**Exercise requirements**
In this exercise, write out the data word for word and leave every image out.

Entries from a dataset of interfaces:

-- Opening Marker --

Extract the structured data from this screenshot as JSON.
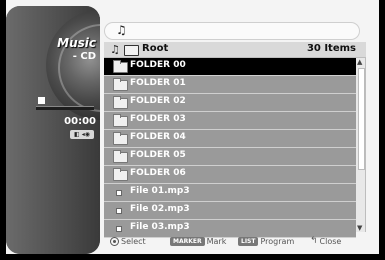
{
  "player": {
    "title": "Music",
    "media": "- CD",
    "time": "00:00",
    "audio_badge": "◧ ◂◉"
  },
  "path": {
    "icon_glyph": "♫"
  },
  "list": {
    "header_icon_glyph": "♫",
    "header_label": "Root",
    "item_count": "30 Items",
    "items": [
      {
        "label": "FOLDER 00",
        "type": "folder",
        "selected": true
      },
      {
        "label": "FOLDER 01",
        "type": "folder"
      },
      {
        "label": "FOLDER 02",
        "type": "folder"
      },
      {
        "label": "FOLDER 03",
        "type": "folder"
      },
      {
        "label": "FOLDER 04",
        "type": "folder"
      },
      {
        "label": "FOLDER 05",
        "type": "folder"
      },
      {
        "label": "FOLDER 06",
        "type": "folder"
      },
      {
        "label": "File 01.mp3",
        "type": "file"
      },
      {
        "label": "File 02.mp3",
        "type": "file"
      },
      {
        "label": "File 03.mp3",
        "type": "file"
      }
    ],
    "scroll_up_glyph": "▲",
    "scroll_down_glyph": "▼"
  },
  "footer": {
    "select_label": "Select",
    "marker_key": "MARKER",
    "mark_label": "Mark",
    "list_key": "LIST",
    "program_label": "Program",
    "return_glyph": "↰",
    "close_label": "Close"
  }
}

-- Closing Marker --

**Answer to the exercise**
Extract the structured data from this screenshot as JSON.
{
  "player": {
    "title": "Music",
    "media": "- CD",
    "time": "00:00",
    "audio_badge": "◧ ◂◉"
  },
  "path": {
    "icon_glyph": "♫"
  },
  "list": {
    "header_icon_glyph": "♫",
    "header_label": "Root",
    "item_count": "30 Items",
    "items": [
      {
        "label": "FOLDER 00",
        "type": "folder",
        "selected": true
      },
      {
        "label": "FOLDER 01",
        "type": "folder"
      },
      {
        "label": "FOLDER 02",
        "type": "folder"
      },
      {
        "label": "FOLDER 03",
        "type": "folder"
      },
      {
        "label": "FOLDER 04",
        "type": "folder"
      },
      {
        "label": "FOLDER 05",
        "type": "folder"
      },
      {
        "label": "FOLDER 06",
        "type": "folder"
      },
      {
        "label": "File 01.mp3",
        "type": "file"
      },
      {
        "label": "File 02.mp3",
        "type": "file"
      },
      {
        "label": "File 03.mp3",
        "type": "file"
      }
    ],
    "scroll_up_glyph": "▲",
    "scroll_down_glyph": "▼"
  },
  "footer": {
    "select_label": "Select",
    "marker_key": "MARKER",
    "mark_label": "Mark",
    "list_key": "LIST",
    "program_label": "Program",
    "return_glyph": "↰",
    "close_label": "Close"
  }
}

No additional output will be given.